Our Habitual Criminals
Library of Alexandria
In seeking to take counsel with you here to-night on the grave problem our habitual criminals present, I have been most desirous not merely to iterate deplorings I have perhaps too often vainly made elsewhere, nor to suggest remedial action, which, plausible in itself, overlooks or underrates the difficulties which may render it impracticable. Those who even rightly contemplate existing evils from their own point are at times too prone to dictate changes, the carrying out of which lies outside their own sphere and responsibility, and then to brand as official obstruction the hesitation of the responsible departments to accept their methods. I have then essayed to approach this subject with some competent knowledge of our present penal system as it exists beyond the domain of the courts of justice.

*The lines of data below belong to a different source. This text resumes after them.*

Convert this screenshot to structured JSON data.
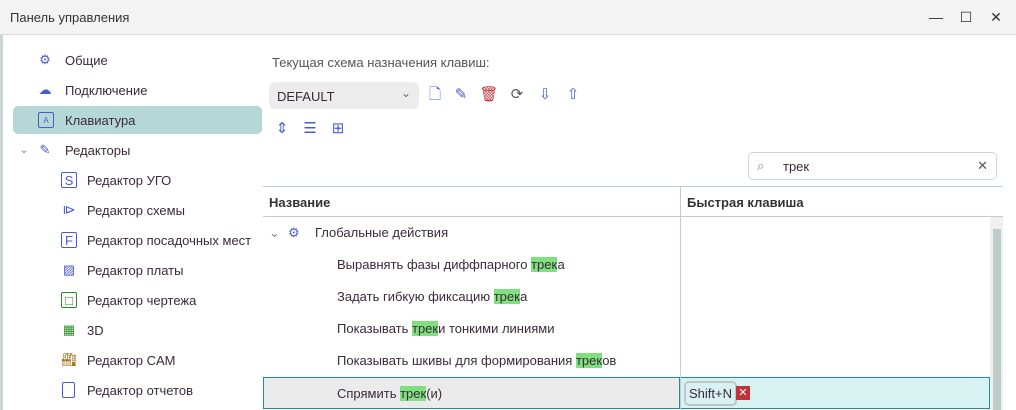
{
  "window": {
    "title": "Панель управления"
  },
  "sidebar": {
    "items": [
      {
        "label": "Общие",
        "icon": "gear-icon"
      },
      {
        "label": "Подключение",
        "icon": "cloud-icon"
      },
      {
        "label": "Клавиатура",
        "icon": "keyboard-icon",
        "selected": true
      },
      {
        "label": "Редакторы",
        "icon": "pencil-icon",
        "expanded": true
      },
      {
        "label": "Редактор УГО",
        "icon": "s-box-icon"
      },
      {
        "label": "Редактор схемы",
        "icon": "schematic-icon"
      },
      {
        "label": "Редактор посадочных мест",
        "icon": "f-box-icon"
      },
      {
        "label": "Редактор платы",
        "icon": "board-icon"
      },
      {
        "label": "Редактор чертежа",
        "icon": "chip-icon"
      },
      {
        "label": "3D",
        "icon": "3d-icon"
      },
      {
        "label": "Редактор CAM",
        "icon": "factory-icon"
      },
      {
        "label": "Редактор отчетов",
        "icon": "report-icon"
      }
    ]
  },
  "main": {
    "scheme_label": "Текущая схема назначения клавиш:",
    "scheme_value": "DEFAULT",
    "search_value": "трек",
    "columns": [
      "Название",
      "Быстрая клавиша"
    ],
    "group": "Глобальные действия",
    "rows": [
      {
        "pre": "Выравнять фазы диффпарного ",
        "match": "трек",
        "post": "а",
        "shortcut": ""
      },
      {
        "pre": "Задать гибкую фиксацию ",
        "match": "трек",
        "post": "а",
        "shortcut": ""
      },
      {
        "pre": "Показывать ",
        "match": "трек",
        "post": "и тонкими линиями",
        "shortcut": ""
      },
      {
        "pre": "Показывать шкивы для формирования ",
        "match": "трек",
        "post": "ов",
        "shortcut": ""
      },
      {
        "pre": "Спрямить ",
        "match": "трек",
        "post": "(и)",
        "shortcut": "Shift+N",
        "selected": true
      }
    ]
  },
  "colors": {
    "accent": "#b5d8d6",
    "highlight": "#7fe07f",
    "icon": "#4a5bd0",
    "selected_row": "#d8f1f1"
  }
}
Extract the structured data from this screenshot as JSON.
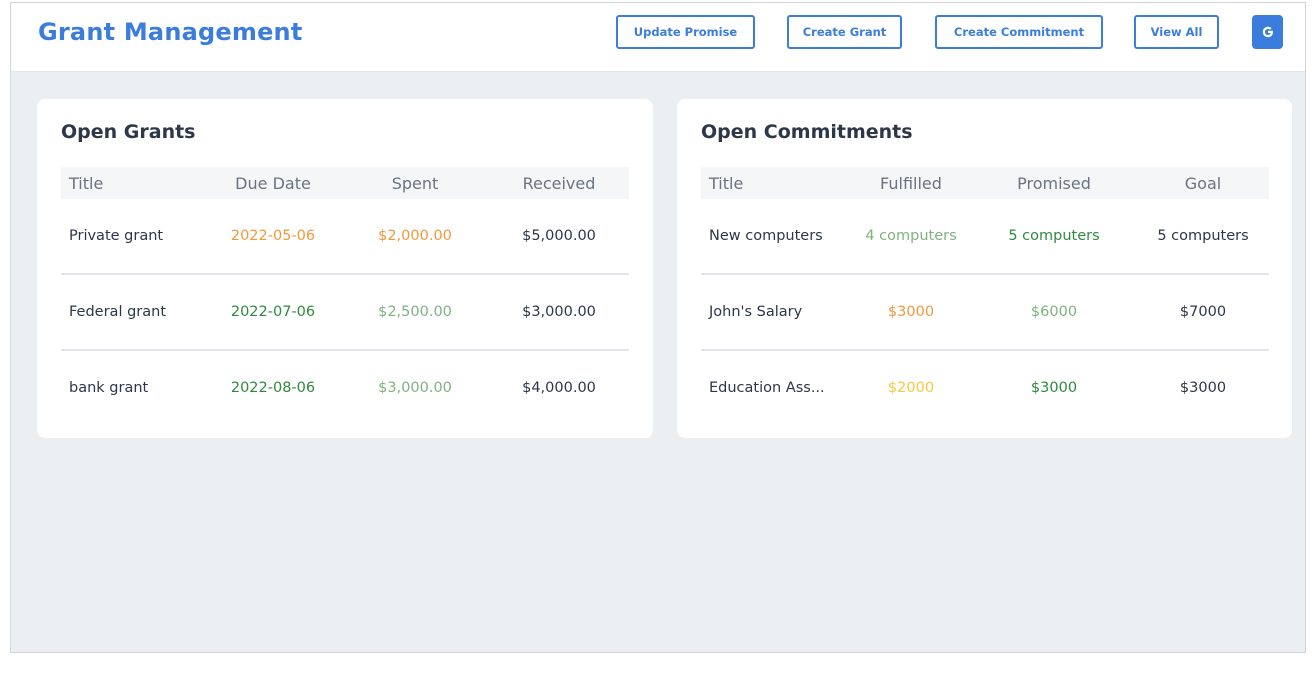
{
  "app": {
    "title": "Grant Management"
  },
  "nav": {
    "update_promise": "Update Promise",
    "create_grant": "Create Grant",
    "create_commitment": "Create Commitment",
    "view_all": "View All",
    "icon_glyph": "G"
  },
  "colors": {
    "accent": "#3b7ddd",
    "orange": "#f2993b",
    "dark_green": "#2f8a3e",
    "light_green": "#7fb37f",
    "yellow": "#f7c842"
  },
  "grants": {
    "title": "Open Grants",
    "columns": [
      "Title",
      "Due Date",
      "Spent",
      "Received"
    ],
    "rows": [
      {
        "title": "Private grant",
        "due": "2022-05-06",
        "spent": "$2,000.00",
        "received": "$5,000.00",
        "due_color": "orange",
        "spent_color": "orange"
      },
      {
        "title": "Federal grant",
        "due": "2022-07-06",
        "spent": "$2,500.00",
        "received": "$3,000.00",
        "due_color": "dark_green",
        "spent_color": "light_green"
      },
      {
        "title": "bank grant",
        "due": "2022-08-06",
        "spent": "$3,000.00",
        "received": "$4,000.00",
        "due_color": "dark_green",
        "spent_color": "light_green"
      }
    ]
  },
  "commitments": {
    "title": "Open Commitments",
    "columns": [
      "Title",
      "Fulfilled",
      "Promised",
      "Goal"
    ],
    "rows": [
      {
        "title": "New computers",
        "fulfilled": "4 computers",
        "promised": "5 computers",
        "goal": "5 computers",
        "fulfilled_color": "light_green",
        "promised_color": "dark_green"
      },
      {
        "title": "John's Salary",
        "fulfilled": "$3000",
        "promised": "$6000",
        "goal": "$7000",
        "fulfilled_color": "orange",
        "promised_color": "light_green"
      },
      {
        "title": "Education Ass...",
        "fulfilled": "$2000",
        "promised": "$3000",
        "goal": "$3000",
        "fulfilled_color": "yellow",
        "promised_color": "dark_green"
      }
    ]
  }
}
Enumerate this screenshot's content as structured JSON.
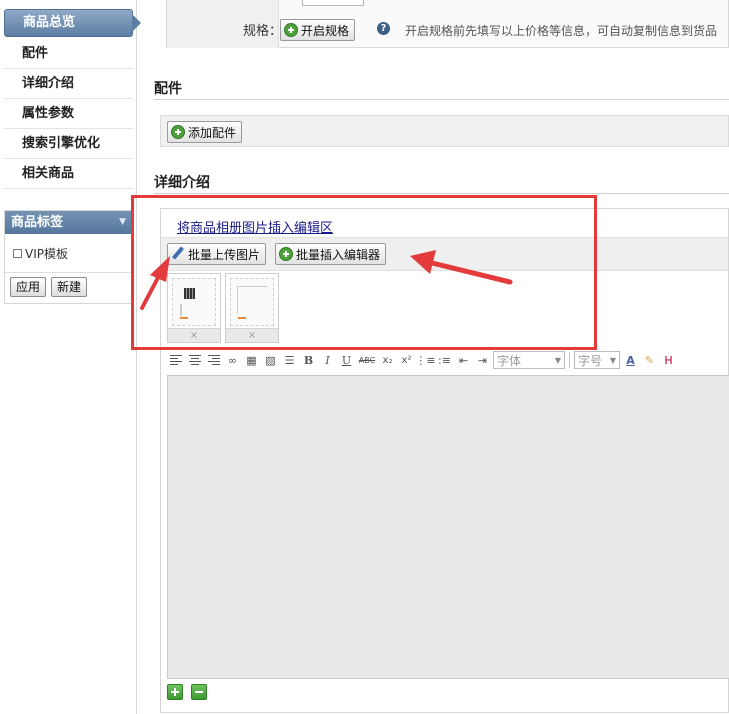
{
  "sidebar": {
    "active_item": "商品总览",
    "items": [
      "配件",
      "详细介绍",
      "属性参数",
      "搜索引擎优化",
      "相关商品"
    ],
    "tags_panel": {
      "title": "商品标签",
      "checkbox_label": "VIP模板",
      "apply_label": "应用",
      "new_label": "新建"
    }
  },
  "spec": {
    "label": "规格：",
    "enable_button": "开启规格",
    "help_mark": "?",
    "hint": "开启规格前先填写以上价格等信息，可自动复制信息到货品"
  },
  "accessories": {
    "title": "配件",
    "add_button": "添加配件"
  },
  "details": {
    "title": "详细介绍",
    "album_link": "将商品相册图片插入编辑区",
    "batch_upload_button": "批量上传图片",
    "batch_insert_button": "批量插入编辑器",
    "thumbnails": [
      {
        "remove_label": "×"
      },
      {
        "remove_label": "×"
      }
    ],
    "toolbar": {
      "font_placeholder": "字体",
      "size_placeholder": "字号"
    }
  },
  "colors": {
    "annotation": "#e33b3b",
    "active_nav": "#5c7ea3",
    "accent_green": "#4ea03a"
  },
  "icons": [
    "plus-circle-icon",
    "help-icon",
    "pencil-icon",
    "align-left-icon",
    "align-center-icon",
    "align-right-icon",
    "link-icon",
    "table-icon",
    "image-icon",
    "horizontal-rule-icon",
    "bold-icon",
    "italic-icon",
    "underline-icon",
    "strikethrough-icon",
    "subscript-icon",
    "superscript-icon",
    "ordered-list-icon",
    "unordered-list-icon",
    "outdent-icon",
    "indent-icon",
    "font-color-icon",
    "highlight-icon",
    "expand-icon",
    "collapse-icon"
  ]
}
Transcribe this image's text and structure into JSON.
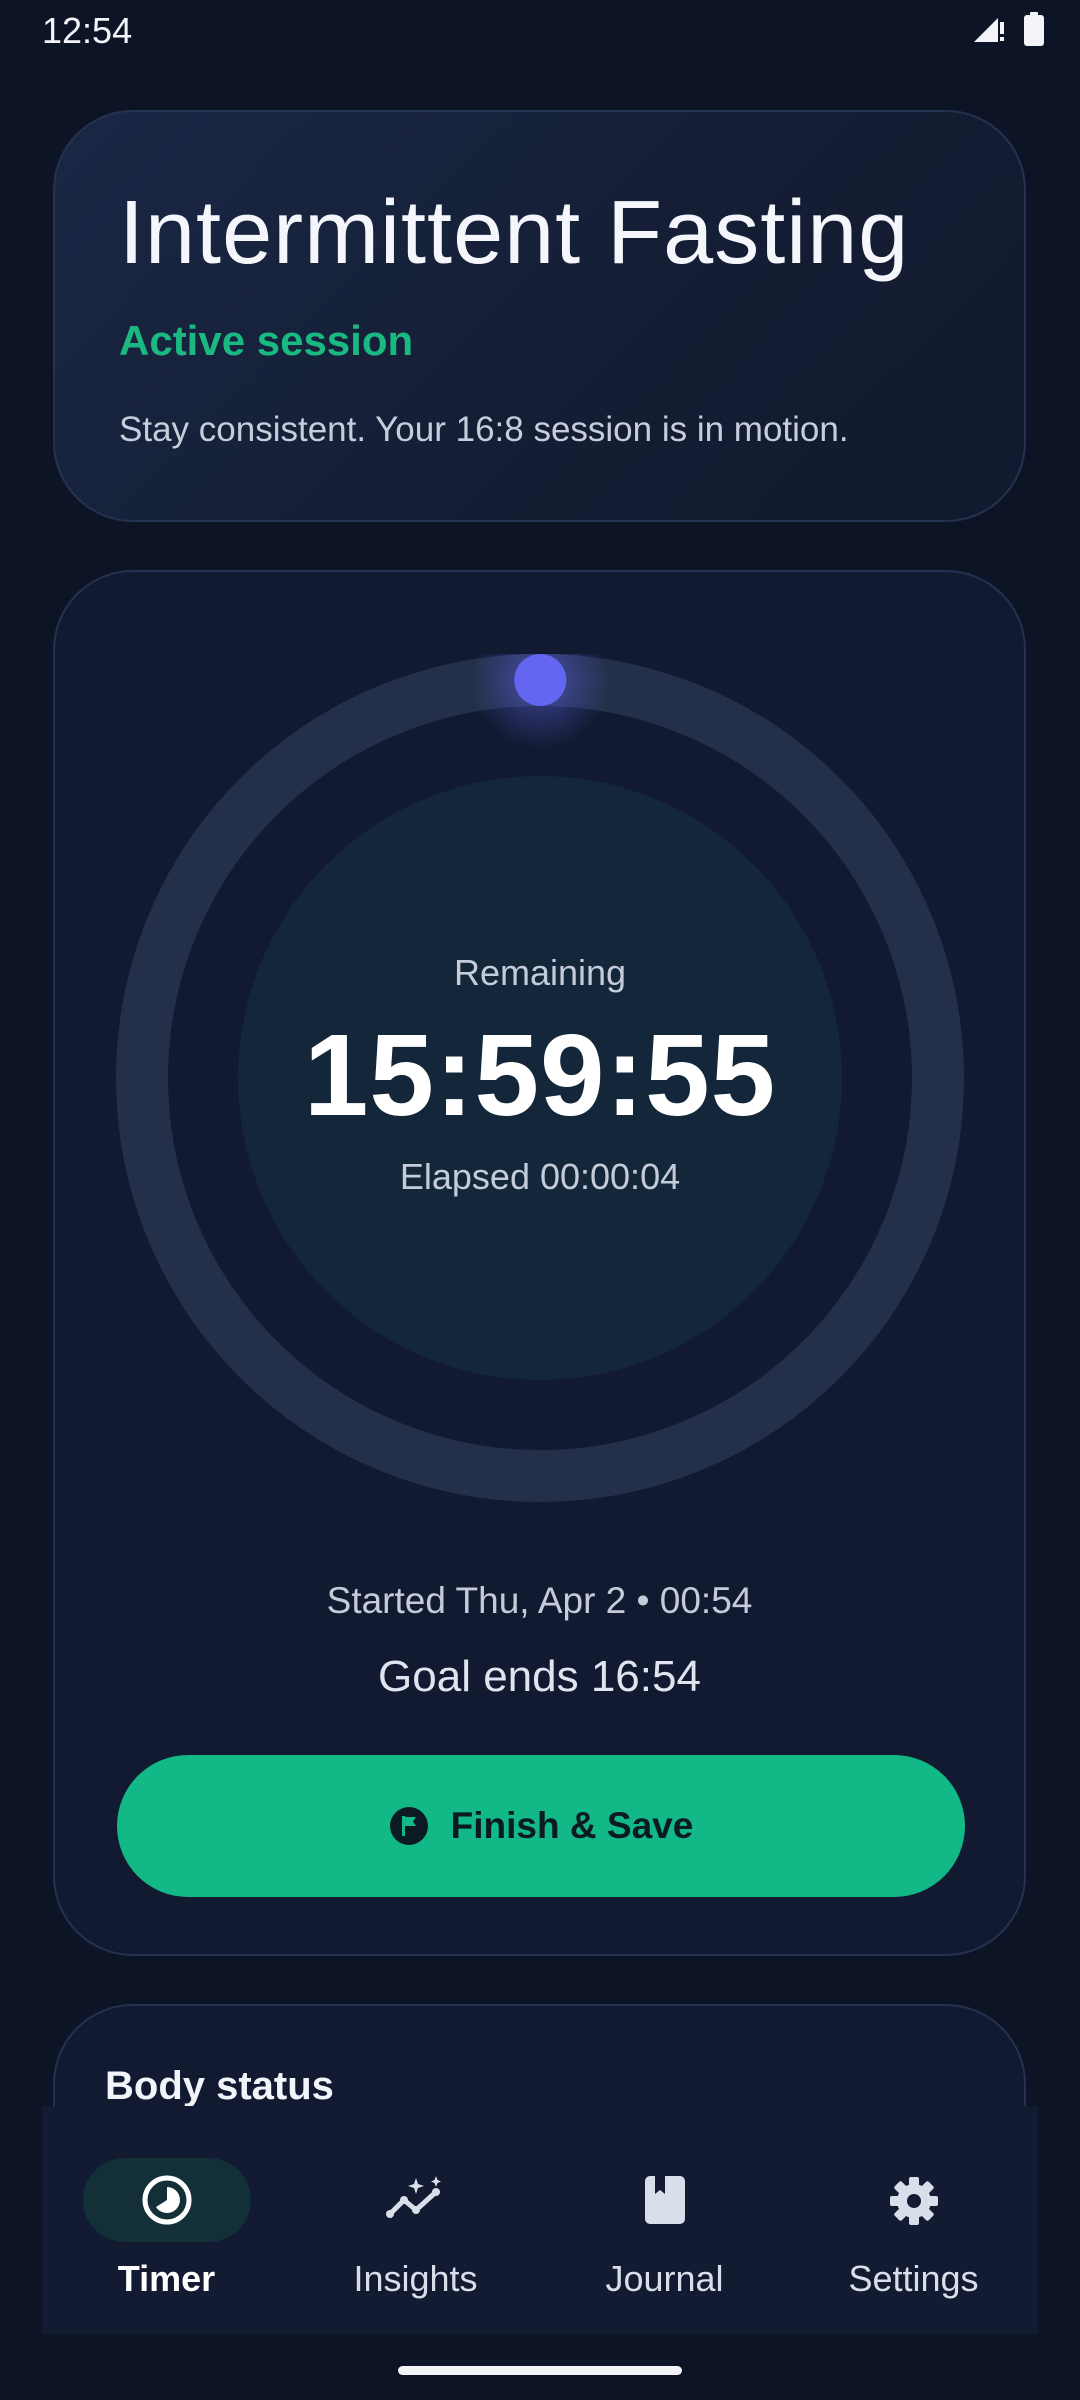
{
  "status_bar": {
    "time": "12:54"
  },
  "header": {
    "title": "Intermittent Fasting",
    "status": "Active session",
    "description": "Stay consistent. Your 16:8 session is in motion."
  },
  "timer": {
    "remaining_label": "Remaining",
    "remaining_value": "15:59:55",
    "elapsed": "Elapsed 00:00:04",
    "progress_fraction": 0.0001,
    "started": "Started Thu, Apr 2 • 00:54",
    "goal_ends": "Goal ends 16:54",
    "finish_label": "Finish & Save"
  },
  "body_status": {
    "title": "Body status"
  },
  "nav": {
    "items": [
      {
        "label": "Timer",
        "icon": "timer-icon",
        "active": true
      },
      {
        "label": "Insights",
        "icon": "insights-icon",
        "active": false
      },
      {
        "label": "Journal",
        "icon": "journal-icon",
        "active": false
      },
      {
        "label": "Settings",
        "icon": "gear-icon",
        "active": false
      }
    ]
  },
  "colors": {
    "background": "#0d1426",
    "accent_green": "#12b886",
    "progress_knob": "#6366f1",
    "ring_track": "#243049"
  }
}
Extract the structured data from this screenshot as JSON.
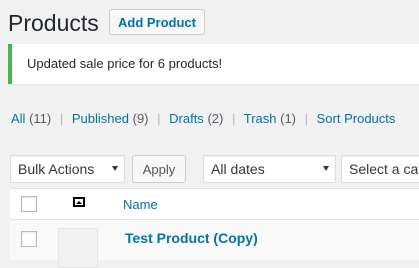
{
  "header": {
    "title": "Products",
    "add_button_label": "Add Product"
  },
  "notice": {
    "message": "Updated sale price for 6 products!",
    "accent_color": "#46b450"
  },
  "filters": [
    {
      "label": "All",
      "count": "(11)"
    },
    {
      "label": "Published",
      "count": "(9)"
    },
    {
      "label": "Drafts",
      "count": "(2)"
    },
    {
      "label": "Trash",
      "count": "(1)"
    },
    {
      "label": "Sort Products",
      "count": ""
    }
  ],
  "tablenav": {
    "bulk_actions_selected": "Bulk Actions",
    "apply_label": "Apply",
    "dates_selected": "All dates",
    "category_placeholder": "Select a cat"
  },
  "table": {
    "columns": {
      "image_icon": "image-icon",
      "name_label": "Name"
    },
    "rows": [
      {
        "name": "Test Product (Copy)"
      }
    ]
  },
  "colors": {
    "link": "#0073aa",
    "background": "#f1f1f1"
  }
}
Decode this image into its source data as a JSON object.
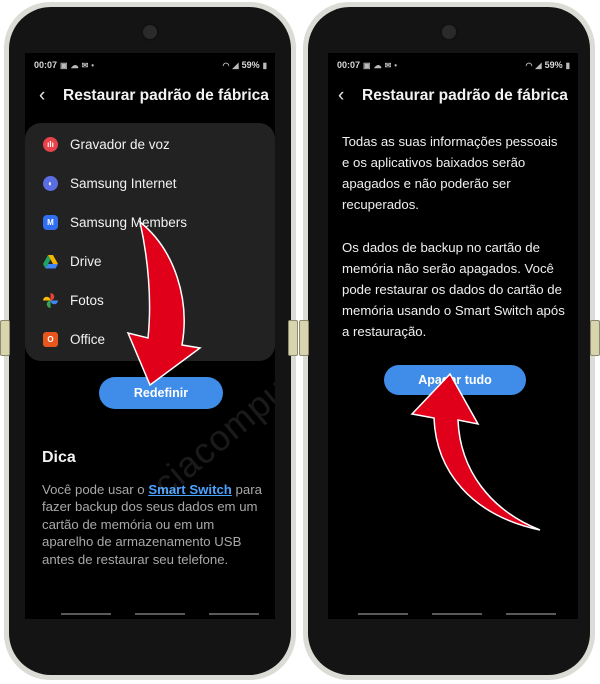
{
  "left_screen": {
    "status": {
      "time": "00:07",
      "battery": "59%"
    },
    "header": {
      "back_symbol": "‹",
      "title": "Restaurar padrão de fábrica"
    },
    "apps": [
      {
        "name": "Gravador de voz",
        "icon": "voice-recorder-icon",
        "color": "#e8434a"
      },
      {
        "name": "Samsung Internet",
        "icon": "samsung-internet-icon",
        "color": "#5b6ee1"
      },
      {
        "name": "Samsung Members",
        "icon": "samsung-members-icon",
        "color": "#2f6ff0"
      },
      {
        "name": "Drive",
        "icon": "google-drive-icon",
        "color": "#1fa463"
      },
      {
        "name": "Fotos",
        "icon": "google-photos-icon",
        "color": "#f4b400"
      },
      {
        "name": "Office",
        "icon": "office-icon",
        "color": "#e8561e"
      }
    ],
    "reset_button": "Redefinir",
    "tip": {
      "title": "Dica",
      "text_before": "Você pode usar o ",
      "link": "Smart Switch",
      "text_after": " para fazer backup dos seus dados em um cartão de memória ou em um aparelho de armazenamento USB antes de restaurar seu telefone."
    }
  },
  "right_screen": {
    "status": {
      "time": "00:07",
      "battery": "59%"
    },
    "header": {
      "back_symbol": "‹",
      "title": "Restaurar padrão de fábrica"
    },
    "paragraph1": "Todas as suas informações pessoais e os aplicativos baixados serão apagados e não poderão ser recuperados.",
    "paragraph2": "Os dados de backup no cartão de memória não serão apagados. Você pode restaurar os dados do cartão de memória usando o Smart Switch após a restauração.",
    "erase_button": "Apagar tudo"
  },
  "watermark": "ciacomputadores.com",
  "colors": {
    "accent": "#3f8de8",
    "arrow": "#e0001a",
    "link": "#4aa3ff"
  }
}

This study has been facilitated by the Blue Books of the Royal Commission on Penal Servitude, issued by Sir R. Cross, and presided over by the Earl of Kimberley in 1878-'79, in which by the most skilled witnesses, chief members of the English and Irish Prison Boards, governors and officials of all the chief prisons, and including even some half dozen ticket-of-leave men, the whole system is graphically portrayed.